## Exercise instructions
Each line below should be set down again unchanged.

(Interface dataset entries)
--- START ---

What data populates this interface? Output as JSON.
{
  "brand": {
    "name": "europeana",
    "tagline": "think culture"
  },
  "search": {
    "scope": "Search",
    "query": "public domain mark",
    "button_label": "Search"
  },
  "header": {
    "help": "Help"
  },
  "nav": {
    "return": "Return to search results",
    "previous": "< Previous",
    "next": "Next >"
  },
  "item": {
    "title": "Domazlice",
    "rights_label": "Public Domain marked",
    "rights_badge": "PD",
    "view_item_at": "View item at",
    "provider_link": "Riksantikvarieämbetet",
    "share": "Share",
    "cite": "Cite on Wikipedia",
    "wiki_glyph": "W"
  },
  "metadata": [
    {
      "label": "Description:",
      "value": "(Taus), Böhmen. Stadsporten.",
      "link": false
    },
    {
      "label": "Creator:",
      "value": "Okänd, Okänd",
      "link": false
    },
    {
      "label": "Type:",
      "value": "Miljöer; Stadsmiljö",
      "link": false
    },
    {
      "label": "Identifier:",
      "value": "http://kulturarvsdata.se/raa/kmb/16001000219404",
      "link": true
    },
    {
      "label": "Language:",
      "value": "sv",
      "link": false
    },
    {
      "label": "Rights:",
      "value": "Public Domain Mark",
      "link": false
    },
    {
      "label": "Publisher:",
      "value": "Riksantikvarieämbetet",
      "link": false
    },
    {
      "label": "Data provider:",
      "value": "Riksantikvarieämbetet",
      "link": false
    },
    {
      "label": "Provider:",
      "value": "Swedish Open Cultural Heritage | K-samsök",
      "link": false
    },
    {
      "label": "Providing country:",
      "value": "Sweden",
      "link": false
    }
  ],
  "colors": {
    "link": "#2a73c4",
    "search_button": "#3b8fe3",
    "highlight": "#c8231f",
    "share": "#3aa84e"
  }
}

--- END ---

## Output for this task
What data populates this interface? Output as JSON.
{
  "brand": {
    "name": "europeana",
    "tagline": "think culture"
  },
  "search": {
    "scope": "Search",
    "query": "public domain mark",
    "button_label": "Search"
  },
  "header": {
    "help": "Help"
  },
  "nav": {
    "return": "Return to search results",
    "previous": "< Previous",
    "next": "Next >"
  },
  "item": {
    "title": "Domazlice",
    "rights_label": "Public Domain marked",
    "rights_badge": "PD",
    "view_item_at": "View item at",
    "provider_link": "Riksantikvarieämbetet",
    "share": "Share",
    "cite": "Cite on Wikipedia",
    "wiki_glyph": "W"
  },
  "metadata": [
    {
      "label": "Description:",
      "value": "(Taus), Böhmen. Stadsporten.",
      "link": false
    },
    {
      "label": "Creator:",
      "value": "Okänd, Okänd",
      "link": false
    },
    {
      "label": "Type:",
      "value": "Miljöer; Stadsmiljö",
      "link": false
    },
    {
      "label": "Identifier:",
      "value": "http://kulturarvsdata.se/raa/kmb/16001000219404",
      "link": true
    },
    {
      "label": "Language:",
      "value": "sv",
      "link": false
    },
    {
      "label": "Rights:",
      "value": "Public Domain Mark",
      "link": false
    },
    {
      "label": "Publisher:",
      "value": "Riksantikvarieämbetet",
      "link": false
    },
    {
      "label": "Data provider:",
      "value": "Riksantikvarieämbetet",
      "link": false
    },
    {
      "label": "Provider:",
      "value": "Swedish Open Cultural Heritage | K-samsök",
      "link": false
    },
    {
      "label": "Providing country:",
      "value": "Sweden",
      "link": false
    }
  ],
  "colors": {
    "link": "#2a73c4",
    "search_button": "#3b8fe3",
    "highlight": "#c8231f",
    "share": "#3aa84e"
  }
}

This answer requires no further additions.